The country’s gross international reserves (GIR) level, based on preliminary data, settled at US$86.42 billion as of end-January 2020 from the end-December 2019 GIR level of US$87.84 billion. At this level, the GIR can cover 7.6 months’ worth of imports of goods and services and payments of primary income. It is also equivalent to 5.3 times the country’s short-term external debt based on original maturity and 4 times based on residual maturity.
The month-on-month decline in the GIR level reflected outflows arising from the National Government’s foreign exchange withdrawal, which was used mainly to pay its foreign exchange obligations. However, the decline was partially tempered by the BSP’s net foreign exchange purchases from its foreign exchange operations and income from its investments abroad.
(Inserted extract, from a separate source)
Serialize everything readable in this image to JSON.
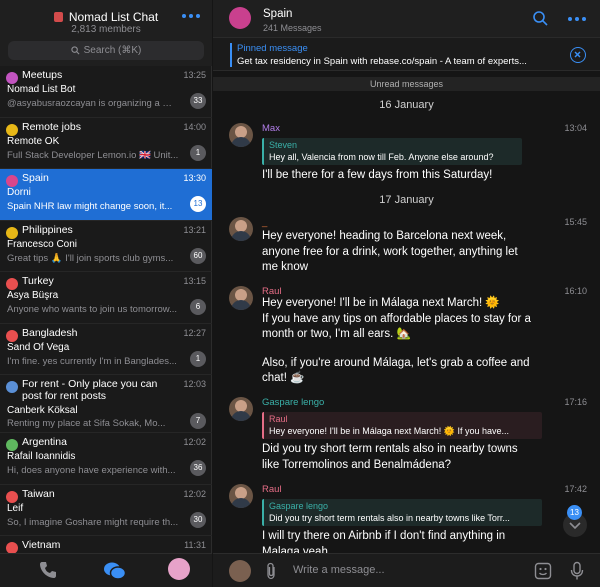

Net international reserves (NIR), which refers to the difference between the BSP’s GIR and total short-term liabilities, likewise decreased by US$1.42 billion to US$86.42 billion as of end-January 2020 from the end-December 2019 level of US$87.84 billion.
The final data on GIR are released to the public every 19th day of the month in the Statistics section of the BSP’s website under the Special Data Dissemination Standard (SDDS). If the 19th day of the month falls on a weekend or is a non-working holiday, the release date shall be the working day nearest to the 19th.
Short-term debt based on residual maturity refers to outstanding external debt with original maturity of one year or less, plus principal payments on medium- and long-term loans of the public and private sectors falling due within the next 12 months.